Exercise objective – Each line of the material below is to be written out exactly. Leave out any picture.

Information –

+++

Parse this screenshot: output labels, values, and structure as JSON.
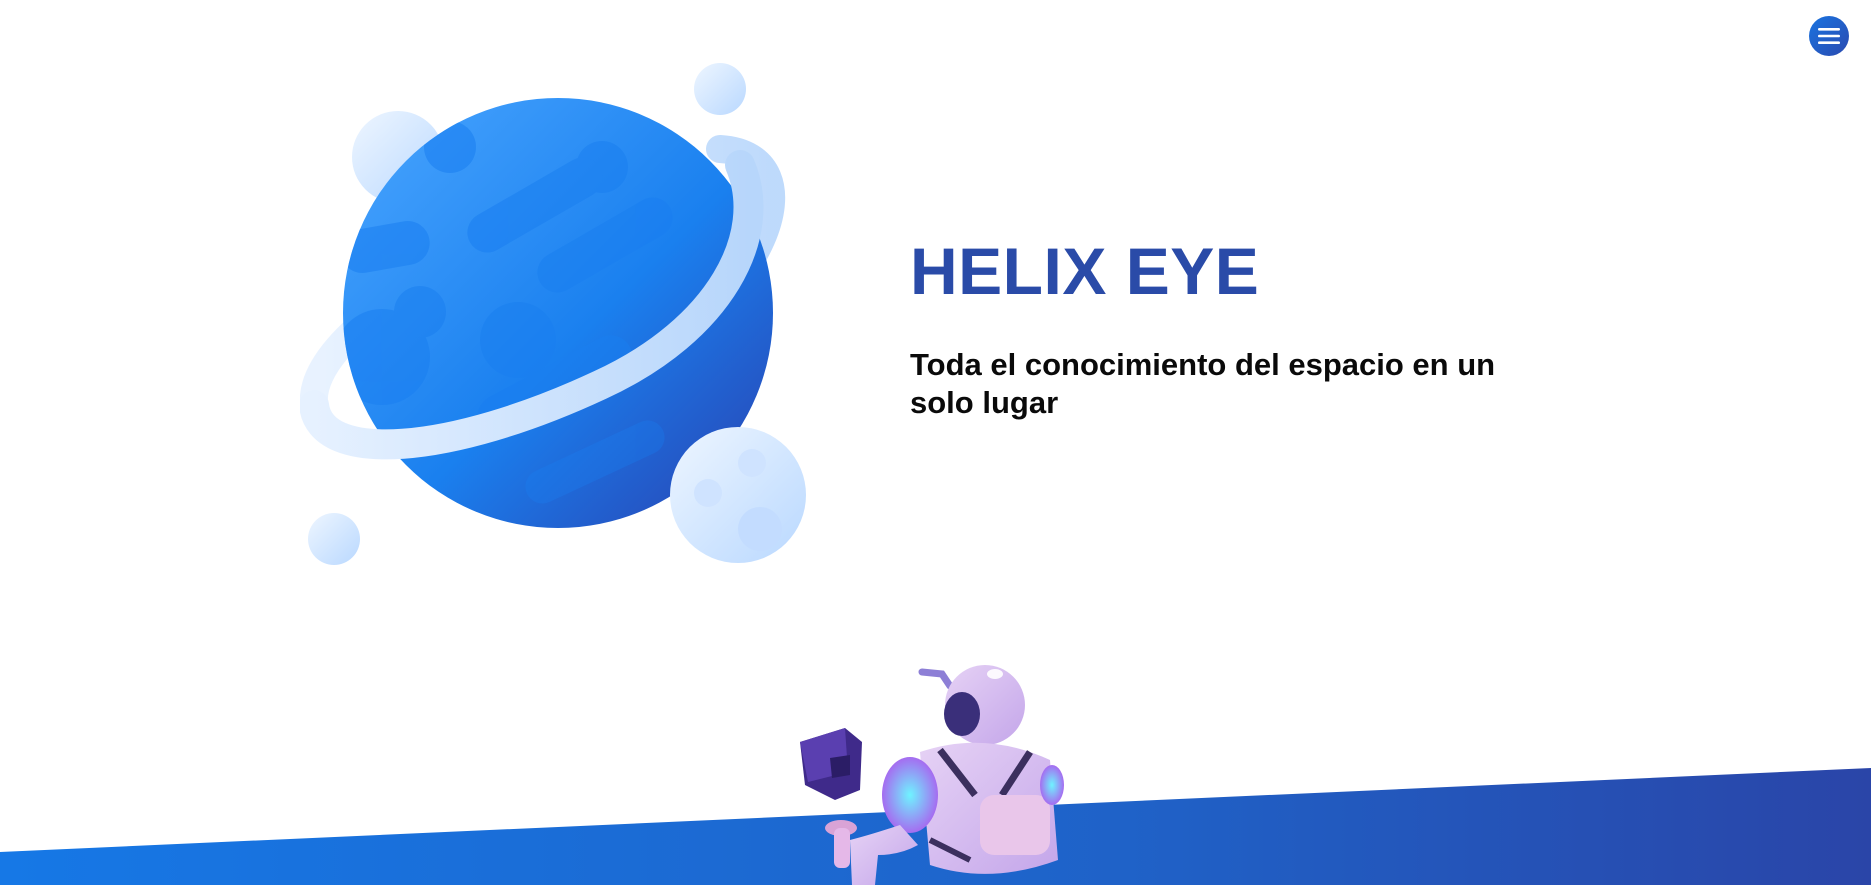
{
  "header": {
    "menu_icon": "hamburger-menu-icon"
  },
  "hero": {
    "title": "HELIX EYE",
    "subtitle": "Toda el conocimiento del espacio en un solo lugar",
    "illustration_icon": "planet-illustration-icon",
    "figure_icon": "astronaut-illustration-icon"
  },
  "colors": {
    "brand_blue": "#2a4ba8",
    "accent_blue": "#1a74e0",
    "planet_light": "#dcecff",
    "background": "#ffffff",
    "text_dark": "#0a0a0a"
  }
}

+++

Reply –
Parse this screenshot: output labels, values, and structure as JSON.
{
  "header": {
    "menu_icon": "hamburger-menu-icon"
  },
  "hero": {
    "title": "HELIX EYE",
    "subtitle": "Toda el conocimiento del espacio en un solo lugar",
    "illustration_icon": "planet-illustration-icon",
    "figure_icon": "astronaut-illustration-icon"
  },
  "colors": {
    "brand_blue": "#2a4ba8",
    "accent_blue": "#1a74e0",
    "planet_light": "#dcecff",
    "background": "#ffffff",
    "text_dark": "#0a0a0a"
  }
}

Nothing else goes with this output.